** Opening Source data block **
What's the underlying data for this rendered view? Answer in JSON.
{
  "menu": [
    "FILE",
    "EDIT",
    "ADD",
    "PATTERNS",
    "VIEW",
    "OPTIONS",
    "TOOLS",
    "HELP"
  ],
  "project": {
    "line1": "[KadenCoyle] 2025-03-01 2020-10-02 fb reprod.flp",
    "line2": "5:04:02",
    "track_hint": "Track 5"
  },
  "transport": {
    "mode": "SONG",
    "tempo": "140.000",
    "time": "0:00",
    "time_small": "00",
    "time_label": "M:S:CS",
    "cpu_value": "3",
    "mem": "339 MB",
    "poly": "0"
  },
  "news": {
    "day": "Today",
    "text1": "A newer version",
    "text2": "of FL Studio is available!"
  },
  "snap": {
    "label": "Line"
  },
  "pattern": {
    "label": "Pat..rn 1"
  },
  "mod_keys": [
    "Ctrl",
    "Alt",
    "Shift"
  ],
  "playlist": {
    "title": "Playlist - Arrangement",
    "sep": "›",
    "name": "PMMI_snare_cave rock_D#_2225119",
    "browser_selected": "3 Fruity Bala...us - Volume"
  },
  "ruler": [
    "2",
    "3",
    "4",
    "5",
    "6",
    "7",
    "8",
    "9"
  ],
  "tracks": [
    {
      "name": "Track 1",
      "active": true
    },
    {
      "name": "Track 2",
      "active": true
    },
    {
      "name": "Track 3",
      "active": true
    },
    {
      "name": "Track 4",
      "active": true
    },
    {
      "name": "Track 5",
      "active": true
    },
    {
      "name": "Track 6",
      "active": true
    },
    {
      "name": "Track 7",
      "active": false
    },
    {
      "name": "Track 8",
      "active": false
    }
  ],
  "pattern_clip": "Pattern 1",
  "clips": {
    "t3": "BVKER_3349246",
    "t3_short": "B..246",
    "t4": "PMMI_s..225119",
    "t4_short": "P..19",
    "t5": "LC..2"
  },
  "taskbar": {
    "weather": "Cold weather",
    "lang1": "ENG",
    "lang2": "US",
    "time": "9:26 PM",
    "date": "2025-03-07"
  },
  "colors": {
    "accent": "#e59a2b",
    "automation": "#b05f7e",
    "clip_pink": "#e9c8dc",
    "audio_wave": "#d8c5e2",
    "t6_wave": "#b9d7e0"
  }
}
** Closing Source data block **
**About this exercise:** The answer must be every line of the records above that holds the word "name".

**Answer space:**
    "name": "PMMI_snare_cave rock_D#_2225119",
      "name": "Track 1",
      "name": "Track 2",
      "name": "Track 3",
      "name": "Track 4",
      "name": "Track 5",
      "name": "Track 6",
      "name": "Track 7",
      "name": "Track 8",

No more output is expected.